[What to do] Would you work out how many of the lines below hold "name" and reply with nothing but the number?

*** Input data

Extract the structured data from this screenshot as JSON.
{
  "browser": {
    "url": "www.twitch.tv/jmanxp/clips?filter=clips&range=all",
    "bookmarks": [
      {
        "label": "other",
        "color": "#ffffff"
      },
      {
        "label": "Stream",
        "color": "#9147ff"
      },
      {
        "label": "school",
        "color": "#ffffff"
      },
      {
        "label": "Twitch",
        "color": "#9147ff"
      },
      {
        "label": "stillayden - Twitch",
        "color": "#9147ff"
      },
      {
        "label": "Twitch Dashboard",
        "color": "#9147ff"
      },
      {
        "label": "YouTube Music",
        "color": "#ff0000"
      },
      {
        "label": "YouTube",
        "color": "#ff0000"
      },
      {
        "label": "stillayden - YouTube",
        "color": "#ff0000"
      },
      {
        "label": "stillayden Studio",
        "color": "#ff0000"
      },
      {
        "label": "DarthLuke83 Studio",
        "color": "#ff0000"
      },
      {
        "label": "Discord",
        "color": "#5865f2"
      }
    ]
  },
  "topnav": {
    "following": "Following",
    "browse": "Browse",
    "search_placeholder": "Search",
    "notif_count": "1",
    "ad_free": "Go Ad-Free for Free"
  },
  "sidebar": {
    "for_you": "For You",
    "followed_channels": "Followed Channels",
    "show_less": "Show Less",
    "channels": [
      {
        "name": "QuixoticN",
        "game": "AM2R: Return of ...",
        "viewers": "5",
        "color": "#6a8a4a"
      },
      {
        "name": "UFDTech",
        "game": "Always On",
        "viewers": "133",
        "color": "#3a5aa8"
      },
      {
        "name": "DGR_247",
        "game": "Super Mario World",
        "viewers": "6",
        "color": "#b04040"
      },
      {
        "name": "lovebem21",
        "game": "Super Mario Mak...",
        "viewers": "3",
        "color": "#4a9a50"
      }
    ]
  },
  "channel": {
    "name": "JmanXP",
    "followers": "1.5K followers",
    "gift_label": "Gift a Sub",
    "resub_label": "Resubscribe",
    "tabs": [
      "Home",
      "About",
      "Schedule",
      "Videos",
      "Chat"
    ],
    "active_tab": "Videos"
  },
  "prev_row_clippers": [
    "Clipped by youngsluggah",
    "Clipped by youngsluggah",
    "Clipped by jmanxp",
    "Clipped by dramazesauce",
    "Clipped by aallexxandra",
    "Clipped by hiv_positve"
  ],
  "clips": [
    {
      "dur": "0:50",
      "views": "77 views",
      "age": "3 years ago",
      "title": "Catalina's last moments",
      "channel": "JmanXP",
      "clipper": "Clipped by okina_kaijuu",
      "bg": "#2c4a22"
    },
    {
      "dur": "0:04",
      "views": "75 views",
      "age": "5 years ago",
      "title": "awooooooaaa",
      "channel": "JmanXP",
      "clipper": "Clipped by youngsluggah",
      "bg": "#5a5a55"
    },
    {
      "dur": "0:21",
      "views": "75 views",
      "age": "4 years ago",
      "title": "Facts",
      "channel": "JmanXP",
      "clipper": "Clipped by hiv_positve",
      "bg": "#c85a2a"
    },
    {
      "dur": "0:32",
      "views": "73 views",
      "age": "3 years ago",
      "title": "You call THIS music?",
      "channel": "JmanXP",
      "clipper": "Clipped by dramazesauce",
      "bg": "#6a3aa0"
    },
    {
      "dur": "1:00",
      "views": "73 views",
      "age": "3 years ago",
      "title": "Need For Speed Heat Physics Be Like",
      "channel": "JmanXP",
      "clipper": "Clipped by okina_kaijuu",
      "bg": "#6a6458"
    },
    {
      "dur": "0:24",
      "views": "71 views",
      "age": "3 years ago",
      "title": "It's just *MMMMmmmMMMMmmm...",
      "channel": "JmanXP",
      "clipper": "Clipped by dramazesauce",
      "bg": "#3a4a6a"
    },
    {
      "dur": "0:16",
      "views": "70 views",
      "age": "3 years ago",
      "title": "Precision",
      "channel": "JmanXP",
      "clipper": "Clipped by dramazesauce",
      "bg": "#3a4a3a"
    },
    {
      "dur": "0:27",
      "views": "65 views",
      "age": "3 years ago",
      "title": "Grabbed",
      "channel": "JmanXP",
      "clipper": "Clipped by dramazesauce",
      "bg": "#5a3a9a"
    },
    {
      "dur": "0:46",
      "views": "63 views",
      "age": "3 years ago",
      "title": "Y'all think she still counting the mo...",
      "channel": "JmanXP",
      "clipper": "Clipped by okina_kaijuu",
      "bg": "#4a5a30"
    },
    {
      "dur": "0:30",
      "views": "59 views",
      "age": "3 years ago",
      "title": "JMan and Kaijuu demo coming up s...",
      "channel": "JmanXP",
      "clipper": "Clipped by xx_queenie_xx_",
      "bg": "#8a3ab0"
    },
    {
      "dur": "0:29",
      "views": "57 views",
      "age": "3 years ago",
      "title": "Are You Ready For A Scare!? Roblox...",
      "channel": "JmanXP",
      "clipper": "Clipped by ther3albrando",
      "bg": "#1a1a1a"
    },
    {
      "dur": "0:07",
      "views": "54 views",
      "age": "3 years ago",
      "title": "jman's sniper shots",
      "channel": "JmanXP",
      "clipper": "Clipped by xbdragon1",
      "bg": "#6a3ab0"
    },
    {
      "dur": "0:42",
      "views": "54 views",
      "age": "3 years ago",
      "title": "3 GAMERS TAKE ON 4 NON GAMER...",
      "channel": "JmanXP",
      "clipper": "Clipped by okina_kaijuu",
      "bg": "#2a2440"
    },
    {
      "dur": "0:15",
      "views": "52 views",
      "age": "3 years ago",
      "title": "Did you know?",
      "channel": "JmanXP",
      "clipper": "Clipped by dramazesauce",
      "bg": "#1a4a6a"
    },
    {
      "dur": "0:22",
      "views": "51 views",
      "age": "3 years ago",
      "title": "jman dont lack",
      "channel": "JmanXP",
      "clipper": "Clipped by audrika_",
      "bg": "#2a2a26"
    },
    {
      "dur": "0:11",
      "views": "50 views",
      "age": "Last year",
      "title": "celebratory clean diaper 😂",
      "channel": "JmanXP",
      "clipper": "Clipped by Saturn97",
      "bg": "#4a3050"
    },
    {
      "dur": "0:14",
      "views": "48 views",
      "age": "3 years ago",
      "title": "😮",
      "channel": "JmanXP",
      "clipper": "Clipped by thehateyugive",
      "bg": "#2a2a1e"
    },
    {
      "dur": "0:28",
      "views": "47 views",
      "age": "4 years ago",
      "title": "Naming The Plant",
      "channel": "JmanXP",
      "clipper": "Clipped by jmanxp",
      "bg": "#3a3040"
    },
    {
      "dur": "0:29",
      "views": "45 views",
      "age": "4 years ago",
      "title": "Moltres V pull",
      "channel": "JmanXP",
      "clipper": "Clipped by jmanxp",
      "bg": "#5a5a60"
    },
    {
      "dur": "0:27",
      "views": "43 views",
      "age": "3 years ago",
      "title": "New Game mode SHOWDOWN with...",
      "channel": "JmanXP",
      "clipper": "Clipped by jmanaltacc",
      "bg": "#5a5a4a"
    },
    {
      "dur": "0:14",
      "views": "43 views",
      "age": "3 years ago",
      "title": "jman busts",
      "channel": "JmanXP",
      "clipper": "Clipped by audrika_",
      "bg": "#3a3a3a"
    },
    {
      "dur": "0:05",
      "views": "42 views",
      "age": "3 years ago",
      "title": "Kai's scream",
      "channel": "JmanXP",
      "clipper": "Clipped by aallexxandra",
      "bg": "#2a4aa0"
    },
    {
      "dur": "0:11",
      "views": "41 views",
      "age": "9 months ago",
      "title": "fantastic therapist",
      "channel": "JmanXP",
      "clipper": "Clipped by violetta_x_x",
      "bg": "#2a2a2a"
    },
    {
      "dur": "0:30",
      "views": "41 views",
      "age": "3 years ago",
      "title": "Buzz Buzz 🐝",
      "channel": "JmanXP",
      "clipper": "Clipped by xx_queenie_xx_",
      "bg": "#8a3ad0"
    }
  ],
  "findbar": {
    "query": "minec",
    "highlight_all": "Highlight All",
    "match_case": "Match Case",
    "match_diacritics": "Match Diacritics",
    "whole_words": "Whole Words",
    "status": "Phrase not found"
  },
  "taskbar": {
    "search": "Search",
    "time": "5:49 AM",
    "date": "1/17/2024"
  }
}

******

[Answer to the problem] 5